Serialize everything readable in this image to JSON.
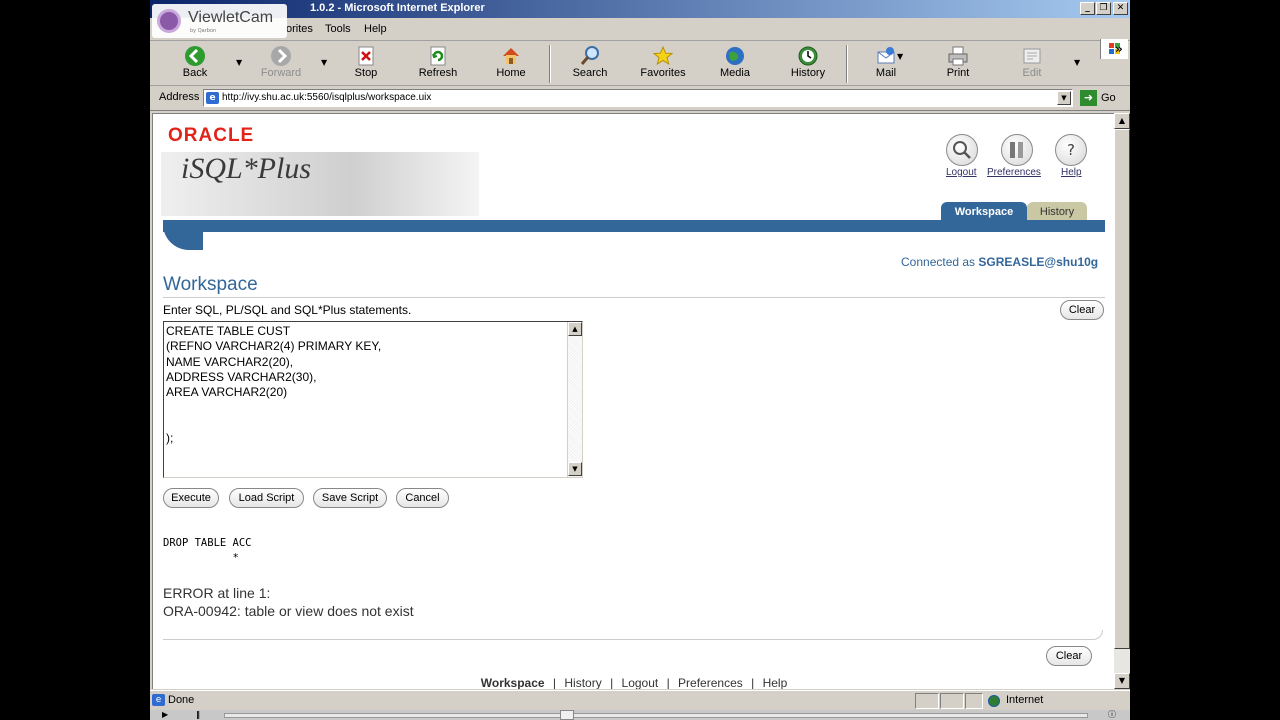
{
  "window": {
    "title": "1.0.2 - Microsoft Internet Explorer",
    "min_btn": "_",
    "max_btn": "❐",
    "close_btn": "✕"
  },
  "overlay": {
    "brand": "ViewletCam",
    "sub": "by Qarbon"
  },
  "menu": {
    "items": [
      "orites",
      "Tools",
      "Help"
    ]
  },
  "toolbar": {
    "back": "Back",
    "forward": "Forward",
    "stop": "Stop",
    "refresh": "Refresh",
    "home": "Home",
    "search": "Search",
    "favorites": "Favorites",
    "media": "Media",
    "history": "History",
    "mail": "Mail",
    "print": "Print",
    "edit": "Edit",
    "chevron": "»"
  },
  "address": {
    "label": "Address",
    "url": "http://ivy.shu.ac.uk:5560/isqlplus/workspace.uix",
    "go": "Go"
  },
  "page": {
    "logo": "ORACLE",
    "product": "iSQL*Plus",
    "header_links": {
      "logout": "Logout",
      "preferences": "Preferences",
      "help": "Help"
    },
    "tabs": {
      "workspace": "Workspace",
      "history": "History"
    },
    "connected_prefix": "Connected as",
    "connected_user": "SGREASLE@shu10g",
    "heading": "Workspace",
    "instructions": "Enter SQL, PL/SQL and SQL*Plus statements.",
    "clear_top": "Clear",
    "sql_input": "CREATE TABLE CUST\n(REFNO VARCHAR2(4) PRIMARY KEY,\nNAME VARCHAR2(20),\nADDRESS VARCHAR2(30),\nAREA VARCHAR2(20)\n\n\n);",
    "buttons": {
      "execute": "Execute",
      "load_script": "Load Script",
      "save_script": "Save Script",
      "cancel": "Cancel"
    },
    "output_statement": "DROP TABLE ACC\n           *",
    "error_line": "ERROR at line 1:",
    "error_message": "ORA-00942: table or view does not exist",
    "clear_bottom": "Clear",
    "footer": {
      "workspace": "Workspace",
      "history": "History",
      "logout": "Logout",
      "preferences": "Preferences",
      "help": "Help",
      "separator": "|"
    }
  },
  "status": {
    "text": "Done",
    "zone": "Internet"
  }
}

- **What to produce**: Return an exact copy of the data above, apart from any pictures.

- **Written solution**:
Serialize everything readable in this image to JSON.
{
  "window": {
    "title": "1.0.2 - Microsoft Internet Explorer",
    "min_btn": "_",
    "max_btn": "❐",
    "close_btn": "✕"
  },
  "overlay": {
    "brand": "ViewletCam",
    "sub": "by Qarbon"
  },
  "menu": {
    "items": [
      "orites",
      "Tools",
      "Help"
    ]
  },
  "toolbar": {
    "back": "Back",
    "forward": "Forward",
    "stop": "Stop",
    "refresh": "Refresh",
    "home": "Home",
    "search": "Search",
    "favorites": "Favorites",
    "media": "Media",
    "history": "History",
    "mail": "Mail",
    "print": "Print",
    "edit": "Edit",
    "chevron": "»"
  },
  "address": {
    "label": "Address",
    "url": "http://ivy.shu.ac.uk:5560/isqlplus/workspace.uix",
    "go": "Go"
  },
  "page": {
    "logo": "ORACLE",
    "product": "iSQL*Plus",
    "header_links": {
      "logout": "Logout",
      "preferences": "Preferences",
      "help": "Help"
    },
    "tabs": {
      "workspace": "Workspace",
      "history": "History"
    },
    "connected_prefix": "Connected as",
    "connected_user": "SGREASLE@shu10g",
    "heading": "Workspace",
    "instructions": "Enter SQL, PL/SQL and SQL*Plus statements.",
    "clear_top": "Clear",
    "sql_input": "CREATE TABLE CUST\n(REFNO VARCHAR2(4) PRIMARY KEY,\nNAME VARCHAR2(20),\nADDRESS VARCHAR2(30),\nAREA VARCHAR2(20)\n\n\n);",
    "buttons": {
      "execute": "Execute",
      "load_script": "Load Script",
      "save_script": "Save Script",
      "cancel": "Cancel"
    },
    "output_statement": "DROP TABLE ACC\n           *",
    "error_line": "ERROR at line 1:",
    "error_message": "ORA-00942: table or view does not exist",
    "clear_bottom": "Clear",
    "footer": {
      "workspace": "Workspace",
      "history": "History",
      "logout": "Logout",
      "preferences": "Preferences",
      "help": "Help",
      "separator": "|"
    }
  },
  "status": {
    "text": "Done",
    "zone": "Internet"
  }
}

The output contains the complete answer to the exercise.